Camping on beaches and in the coastal forests, it took another three weeks cycling south along the edge of the Pacific until he finally arrived in his new home in California.
Without a doubt, an adventure like this takes a lot of heart, know-how, commitment, effort, and perseverance – many of the necessary values required for an excellent cardiologist.
To find out more about how Dr. Zarin can help your pet with cardiovascular care, ask your primary veterinarian for a referral to Dr. Zarin or contact him at ACCESS – Pasadena.
This week, we partnered up with two chapters of the SCVMA to provide continuing education lectures for their members. The SCVMA (which stands for Southern California Veterinary Medical Association) is basically a club for those in the veterinary field. Members meet about once a month to have dinner while a guest speaker comes to talk about something pertaining to veterinary medicine and in exchange, attendees get credits they need to maintain their license.
Later in the week, we brought Dr. Amelia Sinkin to the 94th Aero Squadron to talk about Pulmonary Hypertension to the San Fernando Valley chapter. Dr. Sinkin is the newest cardiologist to join our cardio team at the San Fernando Valley hospital, and those in attendance couldn’t stop talking about how great her presentation and lecture style was.
We had a great time and we can’t wait to get back out there on the lecture circuit!
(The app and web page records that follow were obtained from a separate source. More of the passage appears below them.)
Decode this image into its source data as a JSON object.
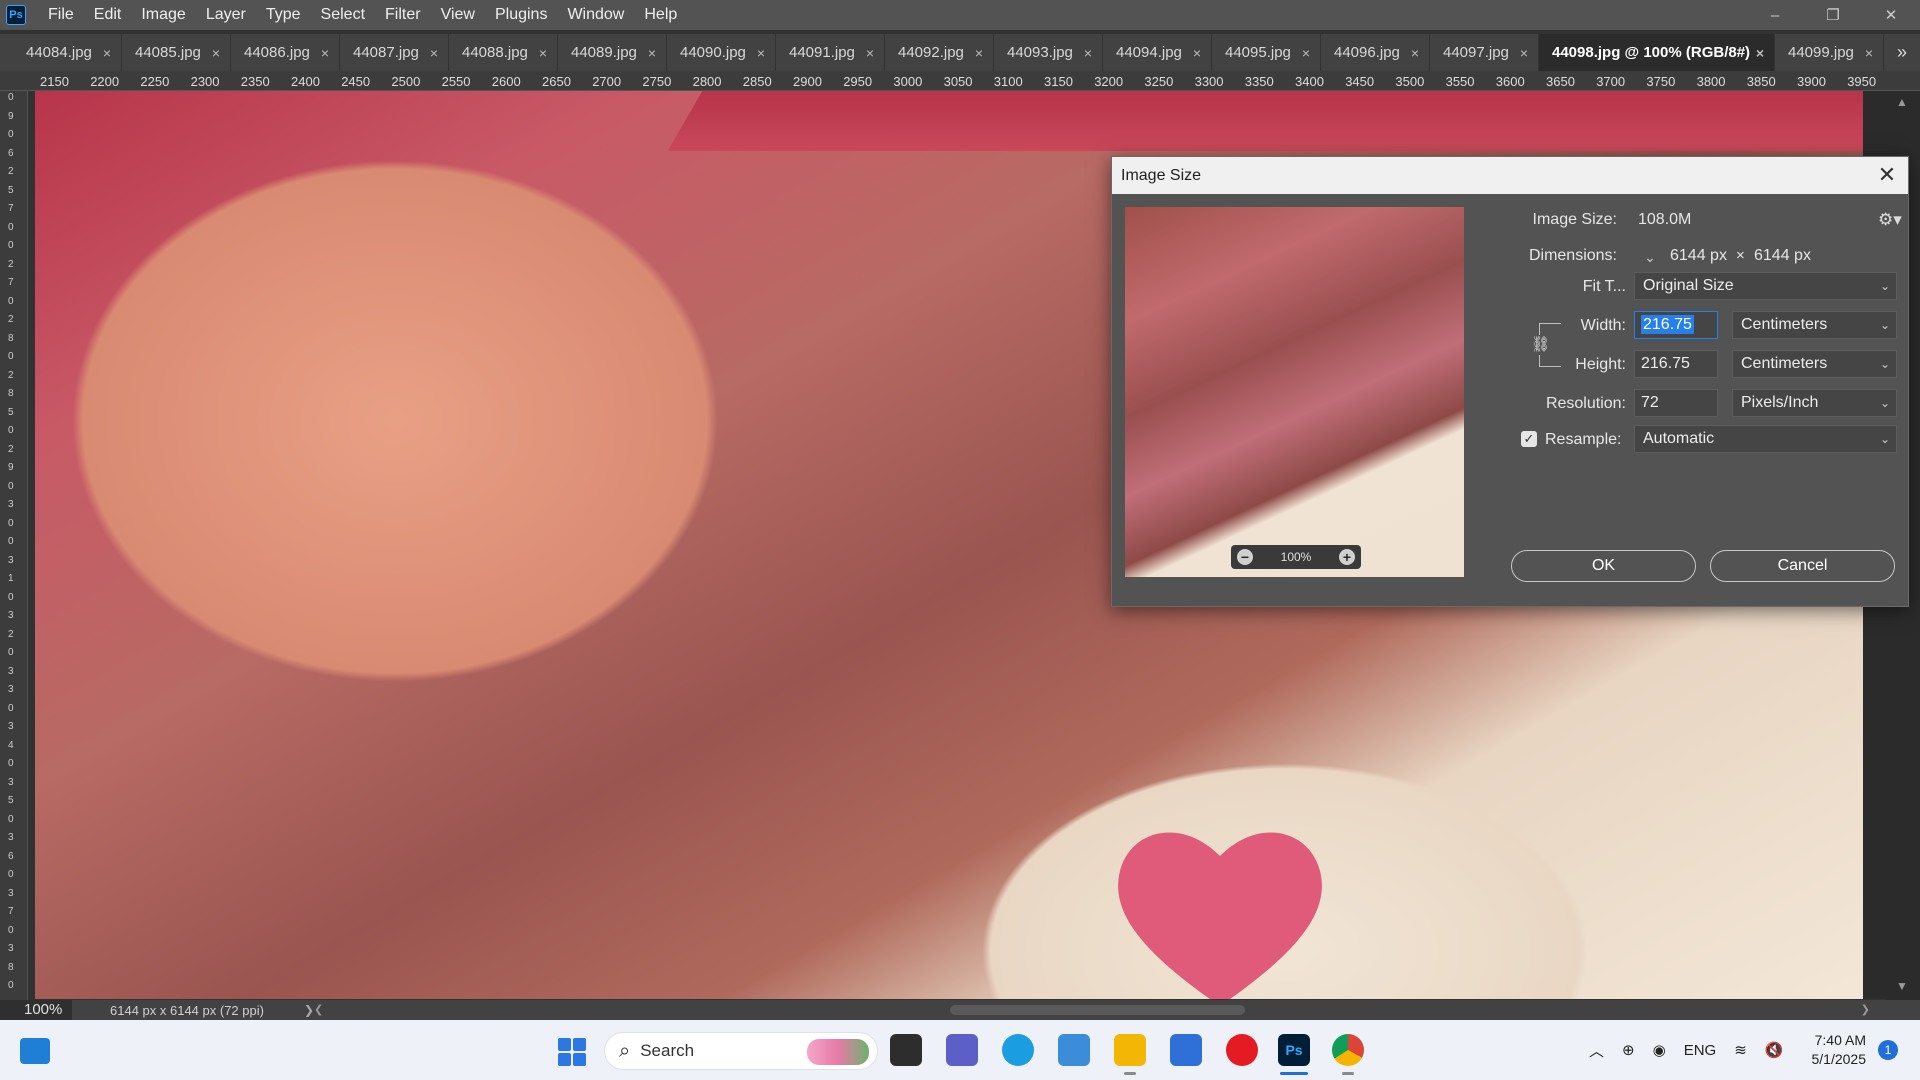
{
  "menubar": {
    "logo": "Ps",
    "items": [
      "File",
      "Edit",
      "Image",
      "Layer",
      "Type",
      "Select",
      "Filter",
      "View",
      "Plugins",
      "Window",
      "Help"
    ],
    "min_glyph": "–",
    "max_glyph": "❐",
    "close_glyph": "✕"
  },
  "tabs": [
    {
      "label": "44084.jpg",
      "active": false
    },
    {
      "label": "44085.jpg",
      "active": false
    },
    {
      "label": "44086.jpg",
      "active": false
    },
    {
      "label": "44087.jpg",
      "active": false
    },
    {
      "label": "44088.jpg",
      "active": false
    },
    {
      "label": "44089.jpg",
      "active": false
    },
    {
      "label": "44090.jpg",
      "active": false
    },
    {
      "label": "44091.jpg",
      "active": false
    },
    {
      "label": "44092.jpg",
      "active": false
    },
    {
      "label": "44093.jpg",
      "active": false
    },
    {
      "label": "44094.jpg",
      "active": false
    },
    {
      "label": "44095.jpg",
      "active": false
    },
    {
      "label": "44096.jpg",
      "active": false
    },
    {
      "label": "44097.jpg",
      "active": false
    },
    {
      "label": "44098.jpg @ 100% (RGB/8#)",
      "active": true
    },
    {
      "label": "44099.jpg",
      "active": false
    }
  ],
  "tab_close_glyph": "×",
  "tab_overflow_glyph": "»",
  "ruler_top": [
    "2150",
    "2200",
    "2250",
    "2300",
    "2350",
    "2400",
    "2450",
    "2500",
    "2550",
    "2600",
    "2650",
    "2700",
    "2750",
    "2800",
    "2850",
    "2900",
    "2950",
    "3000",
    "3050",
    "3100",
    "3150",
    "3200",
    "3250",
    "3300",
    "3350",
    "3400",
    "3450",
    "3500",
    "3550",
    "3600",
    "3650",
    "3700",
    "3750",
    "3800",
    "3850",
    "3900",
    "3950"
  ],
  "ruler_left": [
    "0",
    "9",
    "0",
    "6",
    "2",
    "5",
    "7",
    "0",
    "0",
    "2",
    "7",
    "0",
    "2",
    "8",
    "0",
    "2",
    "8",
    "5",
    "0",
    "2",
    "9",
    "0",
    "3",
    "0",
    "0",
    "3",
    "1",
    "0",
    "3",
    "2",
    "0",
    "3",
    "3",
    "0",
    "3",
    "4",
    "0",
    "3",
    "5",
    "0",
    "3",
    "6",
    "0",
    "3",
    "7",
    "0",
    "3",
    "8",
    "0"
  ],
  "status": {
    "zoom": "100%",
    "doc_info": "6144 px x 6144 px (72 ppi)",
    "arrow_glyph": "❯"
  },
  "dialog": {
    "title": "Image Size",
    "close_glyph": "✕",
    "preview_zoom": "100%",
    "image_size_label": "Image Size:",
    "image_size_value": "108.0M",
    "dimensions_label": "Dimensions:",
    "dim_width": "6144 px",
    "dim_sep": "×",
    "dim_height": "6144 px",
    "fit_label": "Fit T...",
    "fit_value": "Original Size",
    "width_label": "Width:",
    "width_value": "216.75",
    "width_unit": "Centimeters",
    "height_label": "Height:",
    "height_value": "216.75",
    "height_unit": "Centimeters",
    "resolution_label": "Resolution:",
    "resolution_value": "72",
    "resolution_unit": "Pixels/Inch",
    "resample_label": "Resample:",
    "resample_checked": true,
    "resample_value": "Automatic",
    "ok_label": "OK",
    "cancel_label": "Cancel"
  },
  "taskbar": {
    "search_placeholder": "Search",
    "apps": [
      "file-explorer",
      "teams",
      "edge",
      "lens",
      "folder",
      "store",
      "opera",
      "photoshop",
      "chrome"
    ],
    "ps_label": "Ps",
    "tray_lang": "ENG",
    "time": "7:40 AM",
    "date": "5/1/2025",
    "notification_count": "1"
  },
  "colors": {
    "accent": "#2680eb",
    "ps_blue": "#31a8ff",
    "canvas_red": "#b8344a",
    "heart_pink": "#e05a7a"
  }
}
Meet Duckie! She is sporting a fashionable vest that holds a Holter monitor. Holter monitors are used to diagnose arrhythmias by continuously recording an animal’s heart rate and rhythm over a period of 24 hours.
Pets with intermittent episodes of weakness or collapse may have a Holter monitor placed by the ACCESS Specialty Animal Hospital’s Cardiology team to determine if an abnormal heart rhythm is the underlying cause of signs seen at home. The vests protect the monitoring device while pets go about their daily activities. If your pet’s cardiologist recommends a Holter monitor, your pet can also strut their stuff for a day in their very own form fitting black vest.
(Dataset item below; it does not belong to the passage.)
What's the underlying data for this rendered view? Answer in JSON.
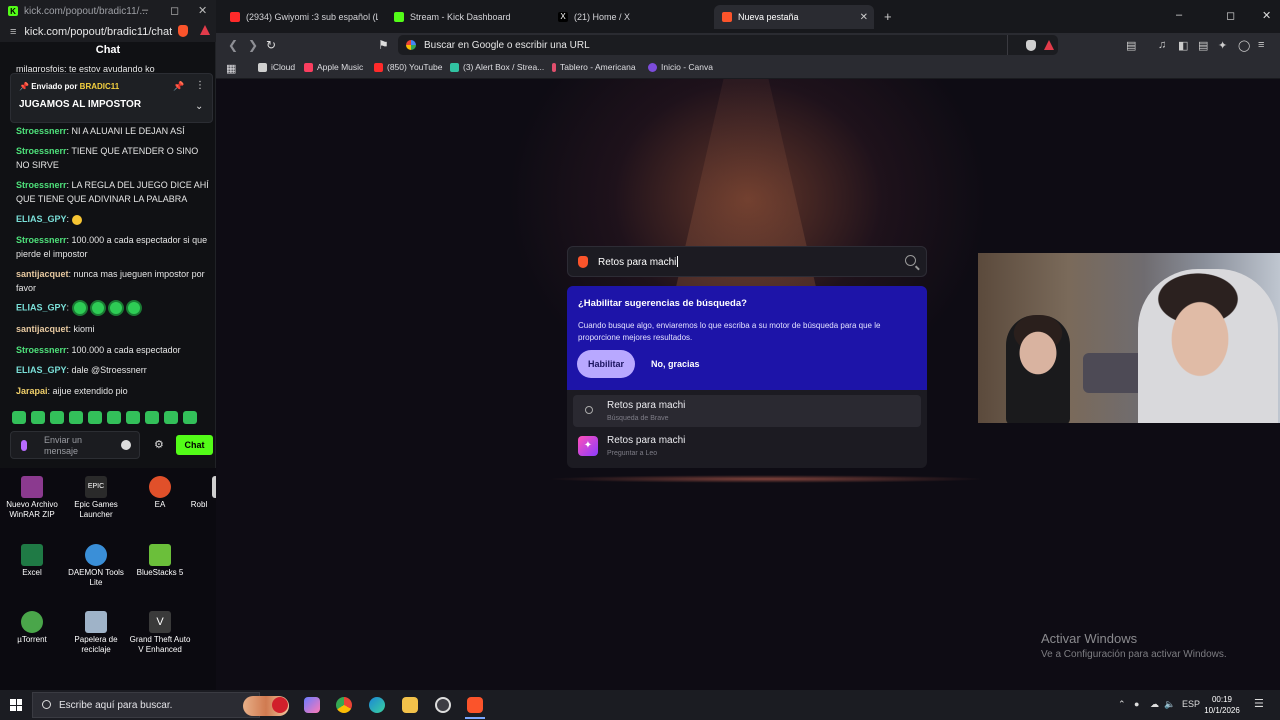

Rocko is a young Sphynx kitten who came in for a recheck with his board-certified cardiologist, Dr. Steve Cole at ACCESS Specialty Animal Hospital – San Fernando Valley.
Our team loves Rocko for his bubbly purr-sonality and they look forward to each visit they get with him! Rocko’s parents sent this photo of Rocko relaxing and thought it should be shared with everyone… and we agree!
Cranberry was diagnosed with severe pulmonary stenosis when she was just a few months old, meaning flow of blood from the right ventricle of the heart to the pulmonary artery was obstructed, causing pressure and stress on the heart.
Depending on the severity of the obstruction, it can cause issues like a murmur, an arrhythmia, or even congestive heart failure. Upon diagnosis, Cranberry’s regular veterinarian referred her over to Dr. Steve Cole, the head of Cardiology at ACCESS San Fernando Valley.
Cranberry was part of the rescue group Angel City Pits, who after meeting with Dr. Cole, decided they wanted to pursue a procedure that would correct the issue. Dr. Cole teamed up with Dr. Yonathan Buks, one of the surgeons at ACCESS, to perform a balloon valvuloplasty in our interventional radiology suite. Using fluoroscopy, they were able to see a live x-ray of Cranberry’s heart. They made a small incision to insert a catheter that was used to guide the balloon (see below) the exact point needed to repair Cranberry’s heart. The balloon was successfully inflated at the point of the obstruction to open the path and allow blood to flow properly.
Cranberry made a full recovery and will now live a full, healthy life. She’s now considered a “foster fail” as her original foster mom decided to adopt her and officially make her a part of the family! We are so happy we were able to help Cranberry and thrilled that she has found a loving forever home.